Segment Start: Data supplied
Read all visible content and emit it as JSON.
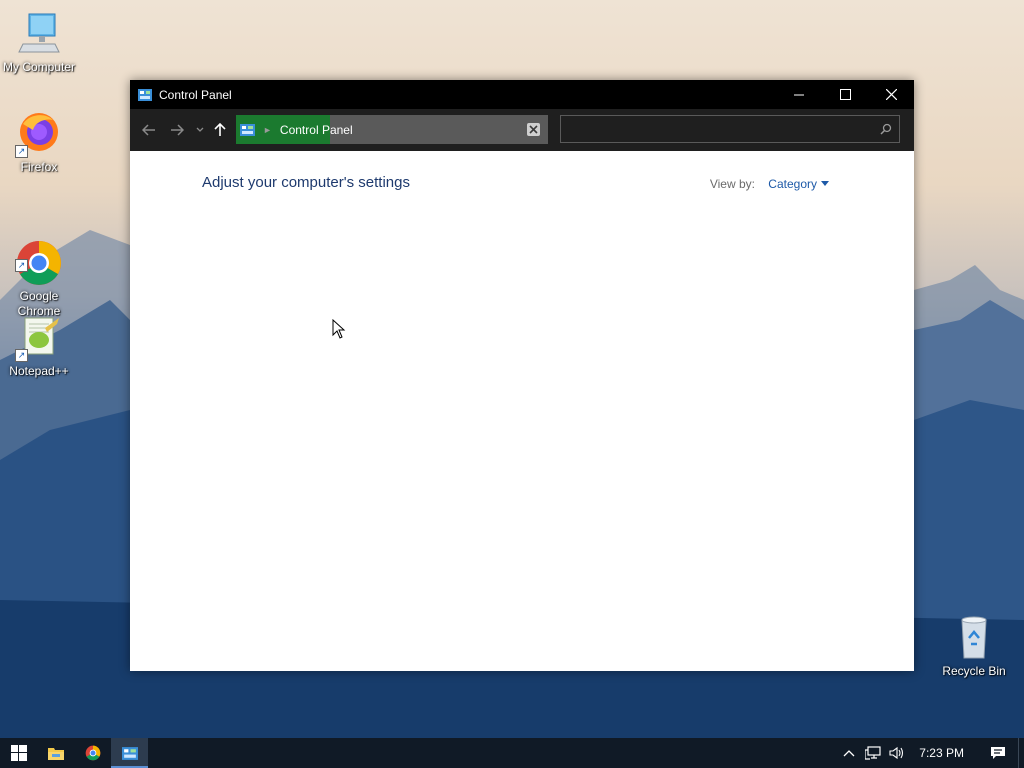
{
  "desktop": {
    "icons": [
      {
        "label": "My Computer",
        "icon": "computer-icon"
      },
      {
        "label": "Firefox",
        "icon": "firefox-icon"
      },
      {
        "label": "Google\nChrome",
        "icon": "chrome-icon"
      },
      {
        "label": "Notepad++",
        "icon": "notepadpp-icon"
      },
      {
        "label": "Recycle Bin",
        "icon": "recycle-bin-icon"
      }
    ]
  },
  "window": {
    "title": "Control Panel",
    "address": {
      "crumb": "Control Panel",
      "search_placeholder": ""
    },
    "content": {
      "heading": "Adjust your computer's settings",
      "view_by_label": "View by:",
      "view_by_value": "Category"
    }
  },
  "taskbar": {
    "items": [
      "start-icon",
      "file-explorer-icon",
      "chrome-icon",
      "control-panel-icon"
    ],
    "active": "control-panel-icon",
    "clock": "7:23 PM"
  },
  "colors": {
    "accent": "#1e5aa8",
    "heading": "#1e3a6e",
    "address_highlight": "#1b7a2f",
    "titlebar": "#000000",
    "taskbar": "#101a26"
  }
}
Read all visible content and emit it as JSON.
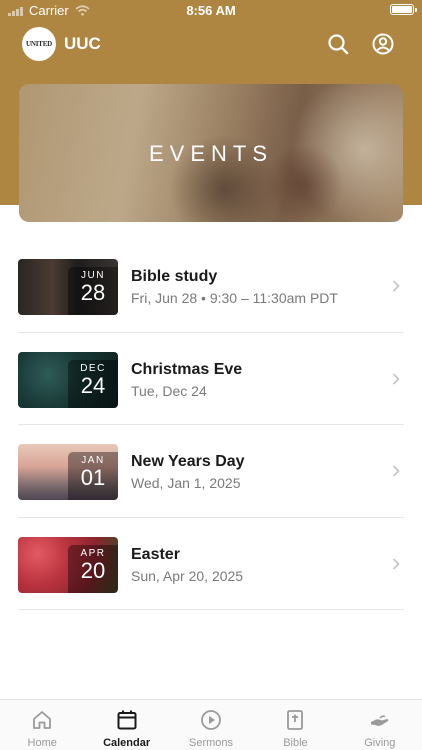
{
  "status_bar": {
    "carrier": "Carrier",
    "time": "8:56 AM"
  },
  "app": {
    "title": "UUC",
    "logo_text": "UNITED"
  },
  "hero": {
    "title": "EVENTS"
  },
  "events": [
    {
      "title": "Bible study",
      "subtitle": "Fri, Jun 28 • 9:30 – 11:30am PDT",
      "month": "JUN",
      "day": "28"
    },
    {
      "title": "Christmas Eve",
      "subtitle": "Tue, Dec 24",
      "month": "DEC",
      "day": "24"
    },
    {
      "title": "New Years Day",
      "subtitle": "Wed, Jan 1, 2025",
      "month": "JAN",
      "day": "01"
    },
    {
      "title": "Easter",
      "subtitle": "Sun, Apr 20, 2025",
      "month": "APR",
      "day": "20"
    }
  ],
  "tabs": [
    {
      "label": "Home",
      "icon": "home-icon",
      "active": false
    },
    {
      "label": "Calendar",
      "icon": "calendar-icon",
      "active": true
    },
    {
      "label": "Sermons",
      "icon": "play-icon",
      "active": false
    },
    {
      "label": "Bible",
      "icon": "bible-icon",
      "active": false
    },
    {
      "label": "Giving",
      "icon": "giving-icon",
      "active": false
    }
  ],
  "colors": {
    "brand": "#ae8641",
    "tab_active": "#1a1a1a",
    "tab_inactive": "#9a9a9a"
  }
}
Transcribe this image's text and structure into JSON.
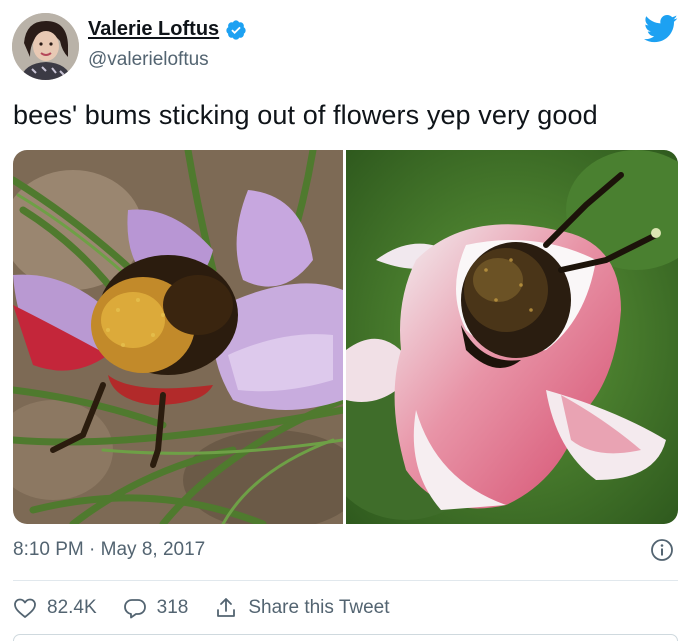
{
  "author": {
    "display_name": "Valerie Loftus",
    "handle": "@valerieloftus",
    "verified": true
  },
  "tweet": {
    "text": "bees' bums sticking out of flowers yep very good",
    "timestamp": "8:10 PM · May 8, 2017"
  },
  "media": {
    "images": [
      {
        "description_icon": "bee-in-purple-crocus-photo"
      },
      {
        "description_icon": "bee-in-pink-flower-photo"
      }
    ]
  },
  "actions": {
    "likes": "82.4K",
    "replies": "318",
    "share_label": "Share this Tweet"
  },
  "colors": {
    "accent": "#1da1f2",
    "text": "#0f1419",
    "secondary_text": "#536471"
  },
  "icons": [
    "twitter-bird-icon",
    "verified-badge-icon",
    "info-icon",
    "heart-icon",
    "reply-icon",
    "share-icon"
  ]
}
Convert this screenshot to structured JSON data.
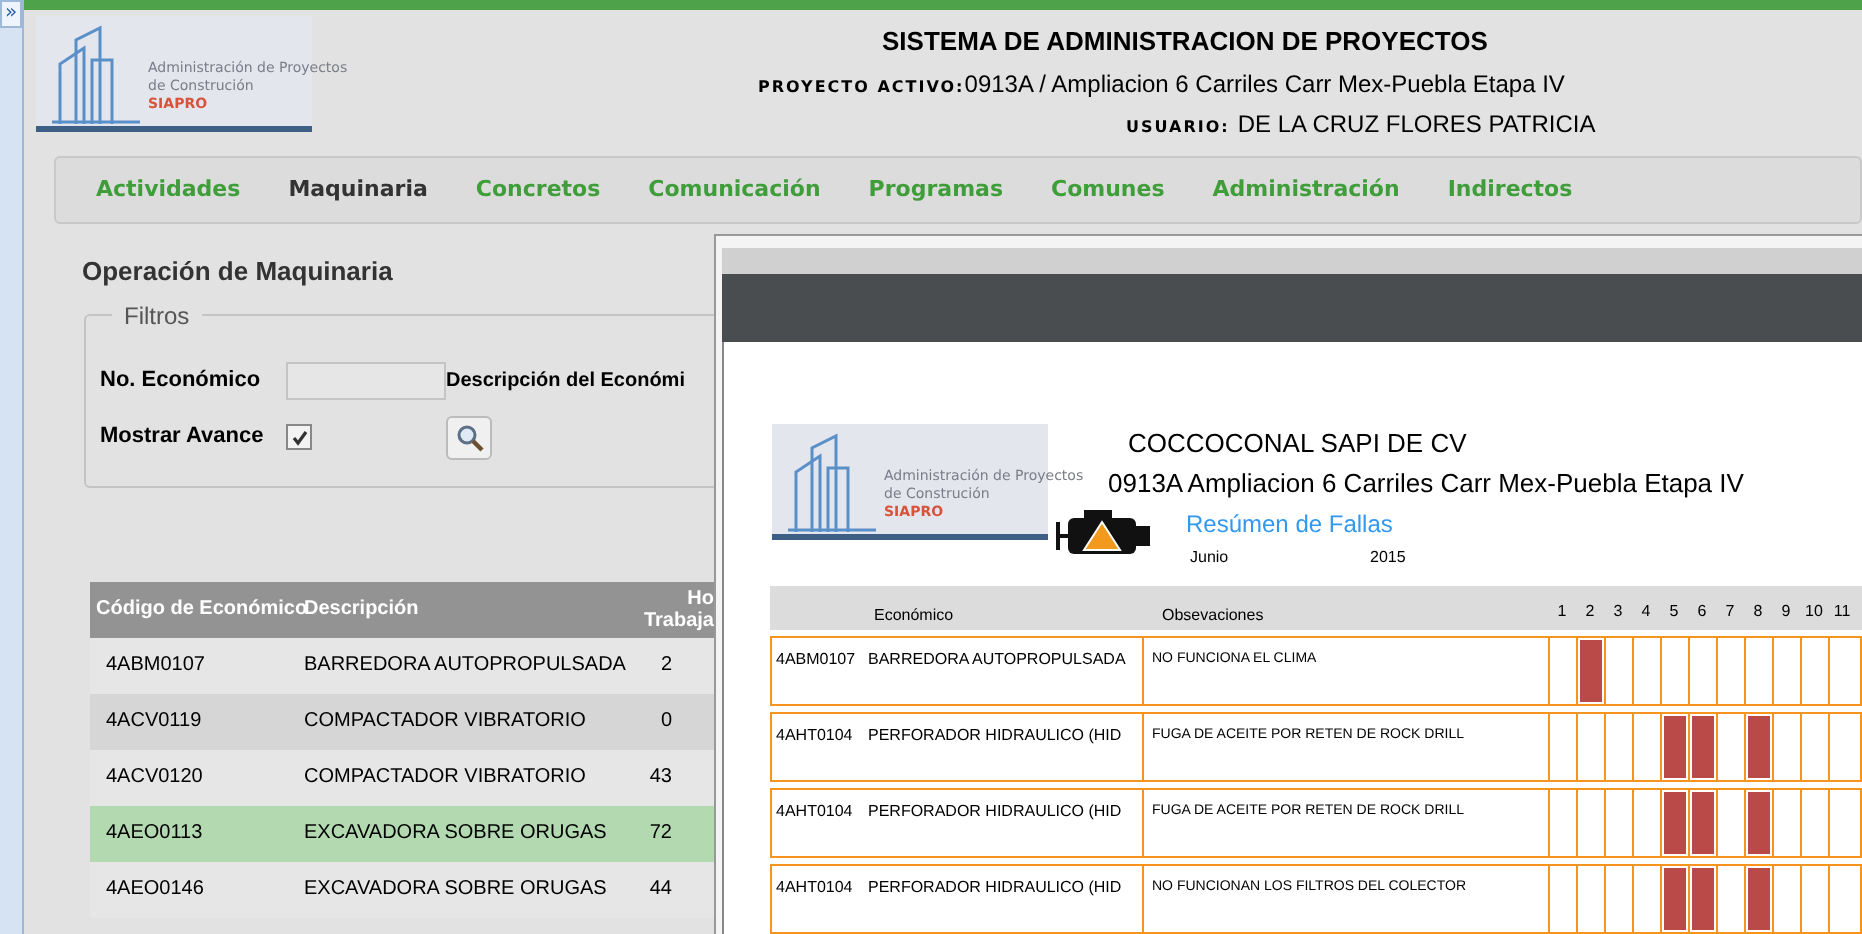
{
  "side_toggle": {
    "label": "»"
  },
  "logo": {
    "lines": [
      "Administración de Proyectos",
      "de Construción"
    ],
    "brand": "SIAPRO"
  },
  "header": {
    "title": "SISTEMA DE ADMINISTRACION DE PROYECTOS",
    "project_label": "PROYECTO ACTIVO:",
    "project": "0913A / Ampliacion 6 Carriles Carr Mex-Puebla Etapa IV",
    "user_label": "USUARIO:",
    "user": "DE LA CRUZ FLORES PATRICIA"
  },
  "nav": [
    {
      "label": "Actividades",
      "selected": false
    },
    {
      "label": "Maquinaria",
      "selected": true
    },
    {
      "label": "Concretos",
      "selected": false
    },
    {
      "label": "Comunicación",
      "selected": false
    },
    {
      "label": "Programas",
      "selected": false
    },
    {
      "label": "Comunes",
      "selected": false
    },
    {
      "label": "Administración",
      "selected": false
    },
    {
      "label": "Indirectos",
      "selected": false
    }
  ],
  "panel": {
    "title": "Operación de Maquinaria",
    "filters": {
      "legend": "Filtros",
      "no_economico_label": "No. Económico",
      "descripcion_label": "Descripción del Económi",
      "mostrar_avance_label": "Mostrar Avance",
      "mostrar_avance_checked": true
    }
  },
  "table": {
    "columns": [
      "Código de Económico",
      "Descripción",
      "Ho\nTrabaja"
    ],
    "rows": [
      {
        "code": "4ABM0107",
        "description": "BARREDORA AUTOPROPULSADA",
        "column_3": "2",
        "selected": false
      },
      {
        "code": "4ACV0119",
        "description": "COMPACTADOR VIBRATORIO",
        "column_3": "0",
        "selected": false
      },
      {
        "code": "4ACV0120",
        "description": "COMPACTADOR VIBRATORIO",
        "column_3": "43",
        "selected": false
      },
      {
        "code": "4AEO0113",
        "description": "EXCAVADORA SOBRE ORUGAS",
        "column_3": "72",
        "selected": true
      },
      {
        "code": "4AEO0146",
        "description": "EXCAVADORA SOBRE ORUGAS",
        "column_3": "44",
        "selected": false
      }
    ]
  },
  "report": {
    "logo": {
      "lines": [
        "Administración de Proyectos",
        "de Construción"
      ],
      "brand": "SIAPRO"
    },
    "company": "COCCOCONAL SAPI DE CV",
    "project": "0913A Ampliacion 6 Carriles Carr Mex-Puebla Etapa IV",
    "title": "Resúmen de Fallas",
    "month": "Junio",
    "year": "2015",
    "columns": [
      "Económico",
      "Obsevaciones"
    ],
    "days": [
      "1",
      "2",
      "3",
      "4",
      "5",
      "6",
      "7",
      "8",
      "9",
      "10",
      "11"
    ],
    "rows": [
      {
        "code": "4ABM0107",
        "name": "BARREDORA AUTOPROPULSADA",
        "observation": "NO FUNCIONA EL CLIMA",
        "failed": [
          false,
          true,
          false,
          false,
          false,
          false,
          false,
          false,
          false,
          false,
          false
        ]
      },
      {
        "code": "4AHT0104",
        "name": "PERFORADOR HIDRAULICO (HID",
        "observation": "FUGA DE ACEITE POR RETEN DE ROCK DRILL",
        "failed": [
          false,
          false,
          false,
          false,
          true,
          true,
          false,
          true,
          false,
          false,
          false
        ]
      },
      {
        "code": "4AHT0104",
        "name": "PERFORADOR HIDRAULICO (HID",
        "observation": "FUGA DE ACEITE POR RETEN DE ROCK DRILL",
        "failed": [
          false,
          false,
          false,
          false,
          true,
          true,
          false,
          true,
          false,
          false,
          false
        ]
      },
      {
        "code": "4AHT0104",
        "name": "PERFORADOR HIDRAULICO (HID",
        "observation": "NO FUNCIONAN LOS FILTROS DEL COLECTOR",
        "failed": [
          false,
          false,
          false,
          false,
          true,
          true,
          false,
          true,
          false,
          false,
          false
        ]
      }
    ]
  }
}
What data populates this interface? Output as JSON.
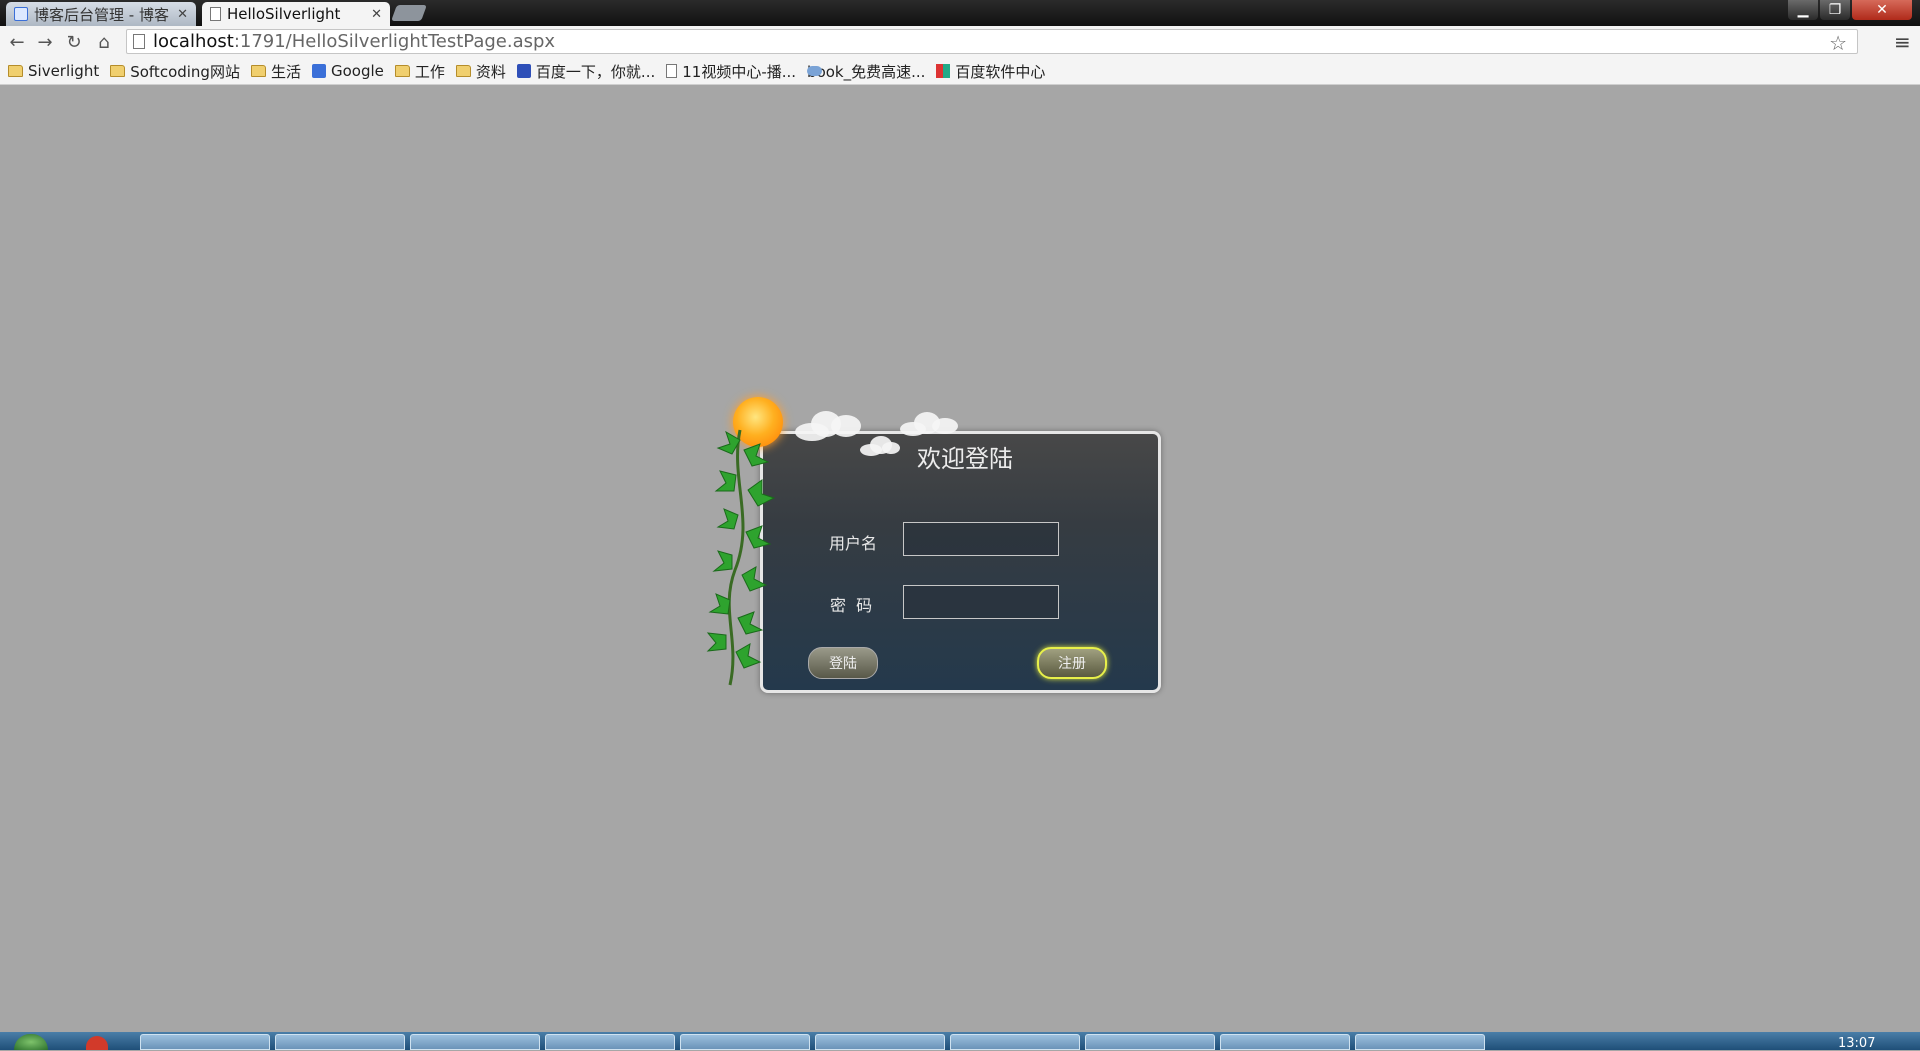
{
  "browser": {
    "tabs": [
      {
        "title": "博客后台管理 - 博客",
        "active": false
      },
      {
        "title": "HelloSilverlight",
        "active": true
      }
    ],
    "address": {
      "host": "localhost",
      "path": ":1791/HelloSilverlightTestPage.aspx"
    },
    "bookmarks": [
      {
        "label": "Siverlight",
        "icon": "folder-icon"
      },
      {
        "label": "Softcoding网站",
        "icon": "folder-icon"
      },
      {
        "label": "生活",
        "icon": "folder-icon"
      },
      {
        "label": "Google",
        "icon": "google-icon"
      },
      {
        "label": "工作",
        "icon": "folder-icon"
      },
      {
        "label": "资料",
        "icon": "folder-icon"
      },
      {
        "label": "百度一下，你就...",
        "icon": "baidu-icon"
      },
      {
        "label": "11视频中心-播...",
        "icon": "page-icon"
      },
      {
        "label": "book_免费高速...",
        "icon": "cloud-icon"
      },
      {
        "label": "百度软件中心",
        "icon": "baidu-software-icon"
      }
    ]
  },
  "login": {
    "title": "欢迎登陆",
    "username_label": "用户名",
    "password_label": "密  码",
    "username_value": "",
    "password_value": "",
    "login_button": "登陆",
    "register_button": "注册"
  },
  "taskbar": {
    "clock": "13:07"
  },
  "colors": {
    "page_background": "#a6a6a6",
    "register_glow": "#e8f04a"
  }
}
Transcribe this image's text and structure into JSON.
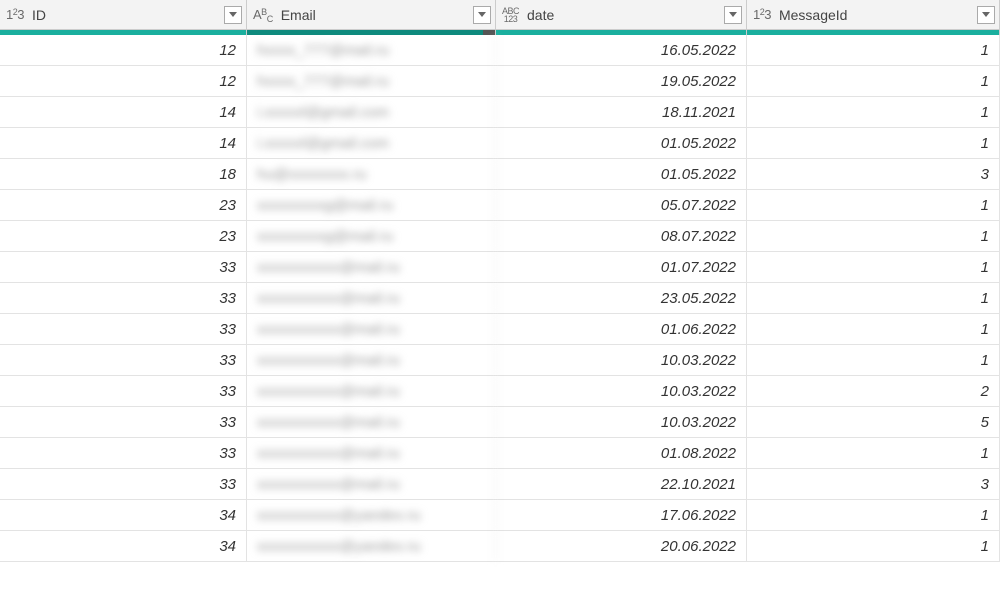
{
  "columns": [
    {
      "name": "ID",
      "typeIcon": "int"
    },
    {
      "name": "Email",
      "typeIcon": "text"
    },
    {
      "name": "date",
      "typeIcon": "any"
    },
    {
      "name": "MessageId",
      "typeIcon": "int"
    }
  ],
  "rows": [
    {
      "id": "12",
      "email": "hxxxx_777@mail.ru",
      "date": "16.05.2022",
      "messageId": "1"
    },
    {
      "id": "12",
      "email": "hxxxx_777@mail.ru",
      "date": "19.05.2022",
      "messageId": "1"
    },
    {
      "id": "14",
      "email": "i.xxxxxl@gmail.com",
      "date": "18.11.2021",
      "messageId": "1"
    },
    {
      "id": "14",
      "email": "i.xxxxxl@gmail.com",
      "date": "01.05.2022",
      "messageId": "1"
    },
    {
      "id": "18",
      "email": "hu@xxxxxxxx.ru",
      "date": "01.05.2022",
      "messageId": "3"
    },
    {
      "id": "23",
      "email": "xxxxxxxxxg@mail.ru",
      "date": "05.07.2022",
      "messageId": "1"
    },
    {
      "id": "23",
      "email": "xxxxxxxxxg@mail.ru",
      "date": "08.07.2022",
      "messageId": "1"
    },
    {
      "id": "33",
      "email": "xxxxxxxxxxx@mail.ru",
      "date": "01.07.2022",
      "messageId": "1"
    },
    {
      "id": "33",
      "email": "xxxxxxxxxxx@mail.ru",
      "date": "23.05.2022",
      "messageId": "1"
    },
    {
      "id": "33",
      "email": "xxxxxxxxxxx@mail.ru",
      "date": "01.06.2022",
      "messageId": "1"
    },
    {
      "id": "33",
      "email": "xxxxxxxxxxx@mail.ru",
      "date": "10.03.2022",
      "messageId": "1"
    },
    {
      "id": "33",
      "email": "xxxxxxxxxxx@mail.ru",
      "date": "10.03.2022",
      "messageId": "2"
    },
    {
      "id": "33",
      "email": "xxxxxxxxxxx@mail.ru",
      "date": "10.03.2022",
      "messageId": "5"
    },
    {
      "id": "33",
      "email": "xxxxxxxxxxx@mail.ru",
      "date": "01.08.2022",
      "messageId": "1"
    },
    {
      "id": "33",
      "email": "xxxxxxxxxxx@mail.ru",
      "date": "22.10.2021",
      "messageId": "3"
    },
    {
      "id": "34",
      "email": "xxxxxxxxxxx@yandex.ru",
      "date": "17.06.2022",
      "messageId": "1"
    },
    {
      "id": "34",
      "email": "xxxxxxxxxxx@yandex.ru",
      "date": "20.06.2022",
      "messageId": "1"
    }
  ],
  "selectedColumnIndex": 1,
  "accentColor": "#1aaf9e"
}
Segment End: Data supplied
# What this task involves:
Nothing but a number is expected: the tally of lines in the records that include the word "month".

# Reply:
5